* [EXERCISE BRIEF] Which lines hold the word "Employee"? Copy each of them from the material.

* [SOURCE MATERIAL]
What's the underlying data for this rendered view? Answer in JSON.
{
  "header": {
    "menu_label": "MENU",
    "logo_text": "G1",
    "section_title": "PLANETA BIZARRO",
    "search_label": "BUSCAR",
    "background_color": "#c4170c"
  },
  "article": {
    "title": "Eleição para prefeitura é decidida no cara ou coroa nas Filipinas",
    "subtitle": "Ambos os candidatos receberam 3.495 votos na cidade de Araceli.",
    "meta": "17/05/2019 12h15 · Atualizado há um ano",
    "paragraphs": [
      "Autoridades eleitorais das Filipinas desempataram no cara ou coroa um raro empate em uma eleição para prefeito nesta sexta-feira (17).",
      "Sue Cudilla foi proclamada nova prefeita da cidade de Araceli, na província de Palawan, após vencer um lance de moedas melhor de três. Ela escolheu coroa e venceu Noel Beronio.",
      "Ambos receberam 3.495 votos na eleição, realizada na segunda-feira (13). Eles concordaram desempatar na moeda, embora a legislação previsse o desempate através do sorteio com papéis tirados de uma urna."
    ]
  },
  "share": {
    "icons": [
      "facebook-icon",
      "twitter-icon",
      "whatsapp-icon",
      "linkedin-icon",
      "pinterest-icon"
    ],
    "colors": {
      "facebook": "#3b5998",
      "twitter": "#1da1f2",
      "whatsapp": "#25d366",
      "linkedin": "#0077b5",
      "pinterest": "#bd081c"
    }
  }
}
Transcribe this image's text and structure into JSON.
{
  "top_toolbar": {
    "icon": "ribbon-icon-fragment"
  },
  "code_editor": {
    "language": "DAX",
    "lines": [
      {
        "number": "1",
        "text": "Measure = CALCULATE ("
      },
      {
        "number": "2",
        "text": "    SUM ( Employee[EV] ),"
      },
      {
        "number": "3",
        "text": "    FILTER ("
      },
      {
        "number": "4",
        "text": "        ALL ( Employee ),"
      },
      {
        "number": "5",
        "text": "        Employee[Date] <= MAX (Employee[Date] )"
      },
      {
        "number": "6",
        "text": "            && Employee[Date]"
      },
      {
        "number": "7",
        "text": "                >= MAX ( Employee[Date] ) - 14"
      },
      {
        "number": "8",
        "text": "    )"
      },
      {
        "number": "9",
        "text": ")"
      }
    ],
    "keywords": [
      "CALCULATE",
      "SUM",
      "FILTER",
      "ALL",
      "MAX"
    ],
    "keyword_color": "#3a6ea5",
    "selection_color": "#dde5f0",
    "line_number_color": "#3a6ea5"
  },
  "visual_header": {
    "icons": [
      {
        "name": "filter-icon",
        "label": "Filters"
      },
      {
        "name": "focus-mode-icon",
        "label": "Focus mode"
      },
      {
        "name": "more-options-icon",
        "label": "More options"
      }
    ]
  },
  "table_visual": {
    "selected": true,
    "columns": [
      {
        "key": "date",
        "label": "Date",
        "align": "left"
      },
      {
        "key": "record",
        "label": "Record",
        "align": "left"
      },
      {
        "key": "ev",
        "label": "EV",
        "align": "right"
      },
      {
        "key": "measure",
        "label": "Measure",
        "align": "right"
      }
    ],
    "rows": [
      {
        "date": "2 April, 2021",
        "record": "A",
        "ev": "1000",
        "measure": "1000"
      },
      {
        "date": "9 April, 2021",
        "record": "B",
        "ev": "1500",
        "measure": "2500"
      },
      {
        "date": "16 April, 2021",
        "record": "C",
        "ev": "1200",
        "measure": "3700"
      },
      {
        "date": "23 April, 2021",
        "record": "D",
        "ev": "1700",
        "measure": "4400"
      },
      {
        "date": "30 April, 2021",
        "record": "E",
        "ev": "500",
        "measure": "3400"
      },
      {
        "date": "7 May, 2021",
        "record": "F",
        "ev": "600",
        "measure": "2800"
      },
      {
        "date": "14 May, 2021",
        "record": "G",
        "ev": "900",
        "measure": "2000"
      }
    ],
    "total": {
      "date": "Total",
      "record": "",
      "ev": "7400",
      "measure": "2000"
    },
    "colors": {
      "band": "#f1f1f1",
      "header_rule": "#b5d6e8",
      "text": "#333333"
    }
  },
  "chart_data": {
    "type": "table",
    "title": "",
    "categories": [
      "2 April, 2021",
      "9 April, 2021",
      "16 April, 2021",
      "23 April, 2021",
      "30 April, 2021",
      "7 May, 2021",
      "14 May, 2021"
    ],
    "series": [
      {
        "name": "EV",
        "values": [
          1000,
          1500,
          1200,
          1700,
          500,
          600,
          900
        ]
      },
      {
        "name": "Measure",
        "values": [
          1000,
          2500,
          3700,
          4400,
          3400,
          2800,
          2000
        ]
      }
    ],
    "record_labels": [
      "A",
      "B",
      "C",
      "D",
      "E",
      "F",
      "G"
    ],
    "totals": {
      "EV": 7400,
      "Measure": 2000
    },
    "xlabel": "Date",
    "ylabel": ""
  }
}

* [SOLUTION TO THE EXERCISE]
        "text": "    SUM ( Employee[EV] ),"
        "text": "        ALL ( Employee ),"
        "text": "        Employee[Date] <= MAX (Employee[Date] )"
        "text": "            && Employee[Date]"
        "text": "                >= MAX ( Employee[Date] ) - 14"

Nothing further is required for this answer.